Myanmar Ex-dictator Family and Junta-Linked Firm to Use Electric Buses in Yangon

By The Irrawaddy 31 January 2023

Omni Focus, a company owned by Kyaw Ne Win, a grandson of ex-dictator Ne Win, and military-owned Bandula Transport Co are planning to run electric vehicles (EVs) in Yangon, fulfilling junta chief Min Aung Hlaing’s promises.

Currently, 18 companies run over 100 bus lines in Yangon’s bus transport network, Yangon Bus Service (YBS). But other companies are reportedly less interested in EVs due to the low potential profitability and irregular electricity supplies.

The two companies will start with 50 Chinese-made electric buses each.

A YBS company manager said: “It requires huge investment. The return on investment is expected to take 15 to 30 years. No YBS company wants to do it because the country still does not meet the requirements.”

A YBS bus. / The Irrawaddy

The junta-controlled Yangon Region Public Transport Committee has instructed his company to run electric buses, he said.

Charging stations will cost 100 million kyats (around US$35,000 at the market exchange rate) per EV and electricity bills will cost 30,000 to 40,000 kyats per charge for a vehicle, he said.

“We would need to invest between 300 and 400 million kyats to run an EV, so no one is interested,” he added.

Omni Focus has won a license from the junta-controlled Commerce Ministry to import 200 electric buses and taxis, according to automobile trade sources.

The Irrawaddy could not independently verify their reports.

Omni Focus reportedly plans to use electric buses in its line linking downtown Yangon and Yangon International Airport.

The company declined to comment.

Disputes arose in 2017 between Omni Focus and AYA Bank owned by military crony U Zaw Zaw when it failed to repay a loan of 56 billion kyats borrowed in 2017 from the bank.

Military-owned Bandula reportedly plans to operate electric buses in YBS and long-distance coaches. The regime is planning to build charging stations in Naypyitaw and along the Yangon-Mandalay Highway but has failed to address the lengthy blackouts.

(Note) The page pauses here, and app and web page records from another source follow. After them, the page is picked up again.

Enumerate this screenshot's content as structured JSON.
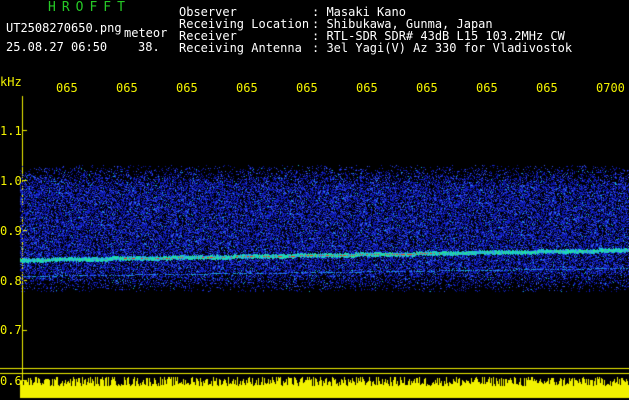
{
  "header": {
    "app_name": "HROFFT",
    "file_name": "UT2508270650.png",
    "mode": "meteor",
    "datetime": "25.08.27 06:50",
    "count": "38."
  },
  "info": {
    "labels": [
      "Observer",
      "Receiving Location",
      "Receiver",
      "Receiving Antenna"
    ],
    "values": [
      ": Masaki Kano",
      ": Shibukawa, Gunma, Japan",
      ": RTL-SDR SDR# 43dB L15 103.2MHz CW",
      ": 3el Yagi(V) Az 330 for Vladivostok"
    ]
  },
  "y_axis": {
    "unit": "kHz",
    "ticks": [
      "1.1",
      "1.0",
      "0.9",
      "0.8",
      "0.7",
      "0.6"
    ]
  },
  "x_axis": {
    "ticks": [
      "065",
      "065",
      "065",
      "065",
      "065",
      "065",
      "065",
      "065",
      "065",
      "0700"
    ]
  },
  "colors": {
    "background": "#000000",
    "text": "#ffffff",
    "title": "#26c926",
    "axis": "#f2f200",
    "signal_low": "#1a2bd8",
    "signal_mid": "#19d1c8",
    "signal_high": "#e83c1e"
  }
}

Bandula was unavailable to comment.

A YBS bus. / The Irrawaddy

A YBS company owner said: “It can operate [EVs] because it has investment capital. But it is not easy for other companies.

“The regime lacks US dollars and is struggling to prevent dollars from flowing out of the country. They won’t allow foreign currency reserves to go out of the country easily. I think the project will only end up as a pilot project with a small fleet of EVs,” he added.

The first batch of 40 EVs from China arrived last week, junta newspapers reported on Wednesday. Chin Dwin Shan Co will run 10 electric taxis from Yangon airport, while NPK Motors will run 10 cabs from Thabyaygon Market in Naypyitaw.

The taxi companies chose the e2 model from Xi’an-based BYD after the regime granted import licenses to 26 companies.

The regime has banned imports of vehicles, spare parts and other commodities due to dwindling foreign currency reserves. It has, however, waived the import tax on electric trucks, cars, three-wheelers, motorbikes and spare parts until the end of the financial year in March.

One auto dealer said: “The regime wants EVs in use. Those companies were assigned to make it happen. Yes, we should all switch to EVs one day but how can it work while there is no regular supply of electricity?”